Should I be concerned about a pulmonary artery measuring 4.2 cm?

My CT chest with contrast report, pulmonary arteries within the pulmonary trunk measuring up to 4.2 cm in diameter bifurcation. Is this something I should be concerned with?

Submitted by Sandra from Texas on 04/08/2017

The main pulmonary artery before bifurcation usually measures approximately 3 cm or less, or less than the corresponding size of the thoracic aorta at the same level. The question submitted did not provide information regarding the reason of the CT scan.

There are various cause of enlargement of the main pulmonary artery.

(1). From the heart, such as heart failure (due to reduction in the squeeze of the heart, or increase in stiffness of the heart); communication between the left side right side of the heart, leading to increase in flow through the pulmonary artery; valvular regurgitation (leaking) … to name a few causes

(2). From the lungs, such as underlying chronic lung disease (emphysema); and various causes leading to pulmonary hypertension

(3). Other cause, such as sleep apnea, could also cause a mild dilation of the pulmonary artery.

One should discuss the findings of the enlarged pulmonary artery with the ordering physician and / or the physician who interpreted the report, to confirm that there is actual enlargement of the pulmonary artery.

As this is a CT scan, other information including the lungs fields, should have been imaged.
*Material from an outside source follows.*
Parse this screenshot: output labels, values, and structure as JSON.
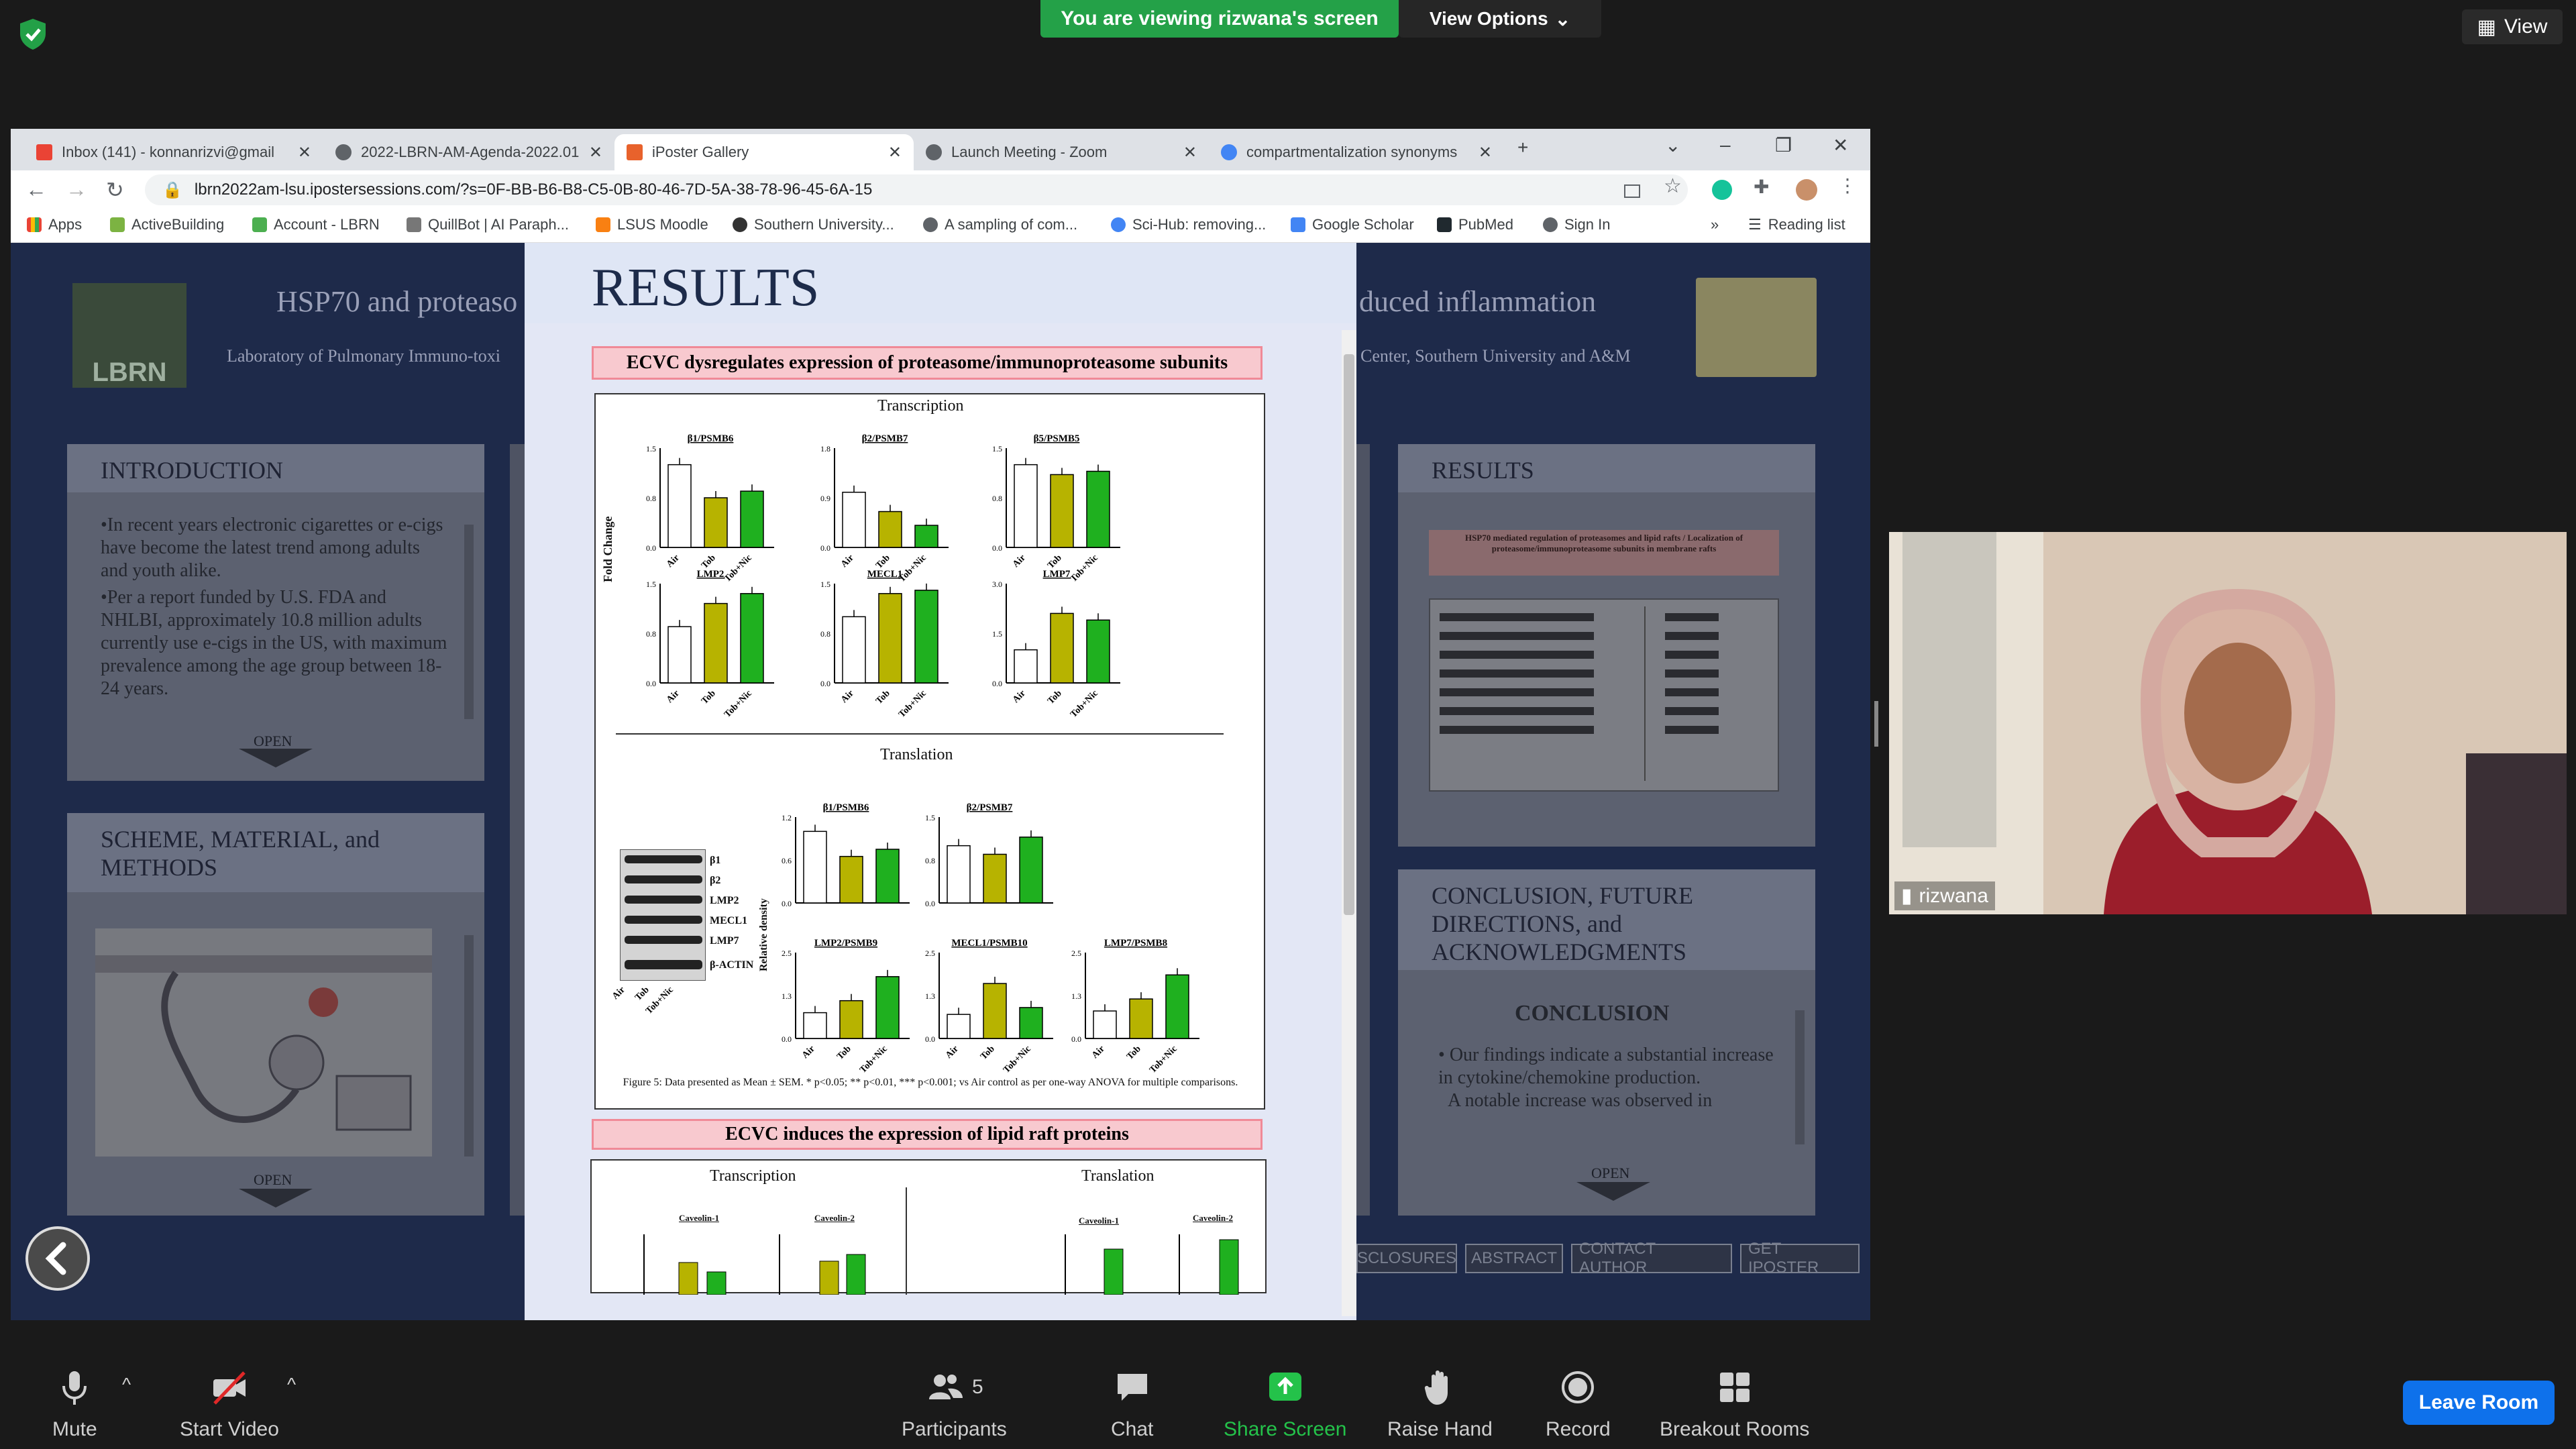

In addition, if the CT scan is performed with contrast, there could be other clues to explain why the pulmonary artery is enlarged.